Armed with my trusty 600 mm lens, I did my best to capture some of it and I have attached thirty-plus images at the tail end of the blog.

But first I want to present 6 quick images (crops actually) the whole pictures of which are at the end among the others.

You see, it dawned on my as I went through the images, how deceiving or incomplete only seeing a certain portion of the image is. See if you can figure out all six before you go to the end.

In any event, it was this “part-of-the-picture” idea that captured my imagination and led me to today’s blog.

We can completely misunderstand or incorrectly identify things in life when we don’t take the time to see the whole picture.

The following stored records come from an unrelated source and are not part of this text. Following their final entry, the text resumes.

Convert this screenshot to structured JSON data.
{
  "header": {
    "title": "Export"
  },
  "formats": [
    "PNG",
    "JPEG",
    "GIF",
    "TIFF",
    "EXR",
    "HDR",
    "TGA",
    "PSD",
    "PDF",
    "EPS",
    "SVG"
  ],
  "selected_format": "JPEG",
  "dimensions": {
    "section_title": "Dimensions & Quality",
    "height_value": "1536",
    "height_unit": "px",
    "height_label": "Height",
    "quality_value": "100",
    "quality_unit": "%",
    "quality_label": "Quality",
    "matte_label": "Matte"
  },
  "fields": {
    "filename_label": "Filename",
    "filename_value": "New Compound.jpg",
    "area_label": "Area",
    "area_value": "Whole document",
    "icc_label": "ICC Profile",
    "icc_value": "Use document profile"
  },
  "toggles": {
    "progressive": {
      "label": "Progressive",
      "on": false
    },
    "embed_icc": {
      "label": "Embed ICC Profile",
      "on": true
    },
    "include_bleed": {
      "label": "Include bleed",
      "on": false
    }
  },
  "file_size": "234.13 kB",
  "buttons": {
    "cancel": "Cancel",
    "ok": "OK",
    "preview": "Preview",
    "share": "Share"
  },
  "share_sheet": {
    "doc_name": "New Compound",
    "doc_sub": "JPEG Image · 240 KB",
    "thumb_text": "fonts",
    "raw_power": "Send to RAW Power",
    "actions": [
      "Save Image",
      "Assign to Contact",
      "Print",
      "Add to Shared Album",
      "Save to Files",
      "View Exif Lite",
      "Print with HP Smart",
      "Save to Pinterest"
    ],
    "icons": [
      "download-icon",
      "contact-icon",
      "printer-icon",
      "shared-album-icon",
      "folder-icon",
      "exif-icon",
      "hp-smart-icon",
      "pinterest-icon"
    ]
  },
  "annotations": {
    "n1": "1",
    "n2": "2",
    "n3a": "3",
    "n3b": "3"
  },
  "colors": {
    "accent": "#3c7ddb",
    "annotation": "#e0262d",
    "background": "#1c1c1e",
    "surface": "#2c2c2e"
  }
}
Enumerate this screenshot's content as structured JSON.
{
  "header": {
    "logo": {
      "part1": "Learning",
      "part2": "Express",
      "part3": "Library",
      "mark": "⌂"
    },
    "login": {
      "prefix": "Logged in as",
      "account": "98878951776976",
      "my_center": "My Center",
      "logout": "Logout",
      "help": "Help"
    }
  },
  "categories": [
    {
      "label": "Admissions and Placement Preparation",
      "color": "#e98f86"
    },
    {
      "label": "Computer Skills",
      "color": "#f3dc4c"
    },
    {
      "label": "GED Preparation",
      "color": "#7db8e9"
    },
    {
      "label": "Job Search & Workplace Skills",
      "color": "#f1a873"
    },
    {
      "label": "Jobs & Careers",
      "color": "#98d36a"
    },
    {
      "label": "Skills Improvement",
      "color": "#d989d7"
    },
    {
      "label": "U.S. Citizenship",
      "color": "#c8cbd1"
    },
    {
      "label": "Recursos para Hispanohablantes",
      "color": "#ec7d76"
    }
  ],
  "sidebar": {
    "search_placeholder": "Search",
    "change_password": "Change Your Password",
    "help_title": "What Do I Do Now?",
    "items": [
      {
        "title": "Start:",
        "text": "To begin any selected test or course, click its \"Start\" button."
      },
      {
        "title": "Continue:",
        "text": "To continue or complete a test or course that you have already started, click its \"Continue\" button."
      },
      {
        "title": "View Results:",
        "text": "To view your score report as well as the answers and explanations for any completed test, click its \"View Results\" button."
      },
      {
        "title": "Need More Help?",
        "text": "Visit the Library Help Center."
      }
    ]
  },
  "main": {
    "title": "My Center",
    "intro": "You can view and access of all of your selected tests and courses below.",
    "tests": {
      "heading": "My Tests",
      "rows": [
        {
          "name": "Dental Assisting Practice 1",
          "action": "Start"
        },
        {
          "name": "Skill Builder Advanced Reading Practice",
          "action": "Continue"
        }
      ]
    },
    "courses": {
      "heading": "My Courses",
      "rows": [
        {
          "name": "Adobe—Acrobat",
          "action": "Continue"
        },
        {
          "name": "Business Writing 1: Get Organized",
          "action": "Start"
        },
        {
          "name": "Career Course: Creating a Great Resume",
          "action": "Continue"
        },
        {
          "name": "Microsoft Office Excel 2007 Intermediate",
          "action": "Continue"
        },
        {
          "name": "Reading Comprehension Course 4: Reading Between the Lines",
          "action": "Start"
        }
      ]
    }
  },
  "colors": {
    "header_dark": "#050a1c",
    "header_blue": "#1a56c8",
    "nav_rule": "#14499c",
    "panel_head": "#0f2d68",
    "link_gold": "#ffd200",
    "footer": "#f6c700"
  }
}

Over the years I have seen many people jump to conclusions about someone or something when the wiser approach is to show more patience and wait for a clearer picture.

The world has molded us into early responders and converted much of our input into sounds bites that can shape our minds to believe what they want us to.

The political world is full of this on all sides, and in dominating the news cycle with 30-second summaries, it has fashioned our minds into thinking that all of life should work in the same way.

I’ve seen it watching sports games, where pundits will quickly tell us why certain teams have unraveled and will lose. I have seen it in movies where we leap to a quick decision on who the bad guy is and what will happen in the storyline.

In these instances, it doesn’t matter when they or we are proved wrong. Sporting losses and wins are largely irrelevant and movies are made to entertain us for just a moment of watching; not to leave a lasting impression.

But there is a real cost to being incorrect in assessing a real life situation or person that can be extraordinarily damaging.

People get married to someone they don’t really know, tell secrets to a BFF they only just met, profess hate of another based on something they just heard.

They take up jobs without knowing what it entails, decide to live someplace because they visited there once, and buy a new car because they like the color.

We all make decisions and not all of them are right. Even armed with the best of information, we can all make a mistake. But making a mistake because you didn’t bother to do the right homework is a poor excuse.

We learn from each mistake, or at least we should. But when outside pressures are continually honing our skills in instant decision-making rather than good decision-making, there is very little time for deciding, let alone learning.

Take your time, absorb as much information as you can about whatever is in front of you. And if you still get it wrong, then so be it. At least you tried.

… just a thought.